Controversy swirls around Stellenbosch Conference
This week controversy erupted in South Africa and internationally around the involvement of Israeli academics in a conference on historical trauma hosted by the University of Stellenbosch, organised by the well respected academic and author Pumla Gobodo-Madikizela. By the end of the week the New York Times was even asking questions of the conference’s funders – the Mellon Foundation, and the Rosa Luxemburg Foundation – as the debate raged following a statement put out by the Palestine Solidarity Committee (PSC) in South Africa.

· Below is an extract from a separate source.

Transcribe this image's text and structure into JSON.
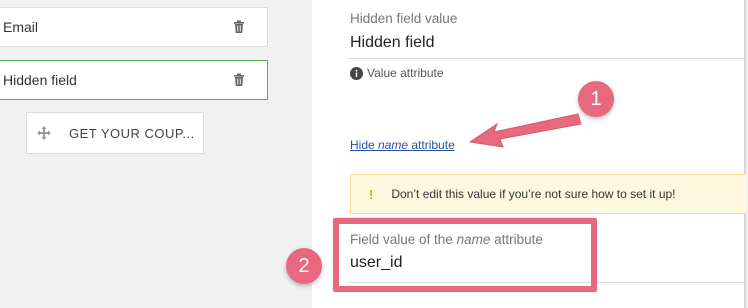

The conference which is to be held next week from December 5-9th at Stellenbosch University, is to interrogate a critical subject entitled, “Recognition, Reparations, Reconciliation: The Light and Shadow of Historical Trauma,” and will focus on trans-generational trauma and the issue of dealing with the repercussions of genocide, colonial oppression, and mass violence.
While the PSC statement did not call for a boycott of the conference itself, as it acknowledged the conference would discuss an important subject, the objection was to the inclusion of six Israeli academics, given “the role that Israeli academic institutions play in planning, executing, justifying and whitewashing the Israeli state’s abuse of Palestinian human rights, numerous violations of international law and even war crimes,” Roshan Dadoo of the PSC had said.
Dadoo said the PSC had also taken issue with the fact that only one Palestinian academic, Mohammed Dajani from Al-Quds University, had been invited whom the PSC did not perceive as being representative of Palestinian views. The PSC had also taken issue with the title of one of the panels in the conference which it believes suggested symmetry in the Israeli-Palestinian conflict as being a conflict between two equal sides,which it believes does not represent the reality.
The view of the Conference organisers, however, was that none of the Israeli academics were representative of the position of the State of Israel, and were actually involved in the disruption of the Israeli narrative, encouraging young people to challenge the status quo. One of the Israeli academics is involved in speaking truth to power through film, and has spoken about the role of film in confronting silence about the actions of Israeli soldiers against Palestinians. For that she was vilified by the Israeli Minister of Culture.
The Conference Chair Pumla Gobodo-Madikizela had defended her decision to invite the Israeli academics in a letter written to Roshan Dadoo and the PSC, acknowledging at the end of the letter than the conditions Palestinians are living under are worse than those under apartheid South Africa. But after a week of pressure the Israeli academics were removed from the program.
Senior Israeli academics also entered the fray, with the Rector of Hebrew University of Jerusalem, Professor Barak Medina, writing to the Rector of Stellenbosch University, Professor Wim de Williers, to express his concern that “the conference organisers have succumbed to political pressure directed against all Israeli academics, violating basic academic freedom and debate. We find this entirely unacceptable and uncollegial,” de Williers said.
On the other hand, Professor Yuval Shany of Hebrew University, however, allegedly asked the sponsors of the conference to disassociate themselves from the conference. Shany is the Chair in International Law and former Dean of the Law Faculty of Hebrew University and also Chair of the UN Human Rights Committee.
Advocate Thuli Madonsela, Chair in Social Justice at Stellenbosch University Law Faculty, believes that the call for the withdrawal of the Israeli-Palestinian academics is misplaced. One of the participants who will attend next week’s conference, Hillary Hamburger, has said “ The Israelis who were scheduled to come to the conference would have been thoughtful people who could have told the truth of what goes on there. I believe that this kind of exchange between progressive people supports the struggle.”
The controversy surrounding this issue is unlikely to die down anytime soon as proponents on both sides of the issue will continue to raise their voices as the conference date approaches.
Shannon Ebrahim is the Foreign Editor for Voices360.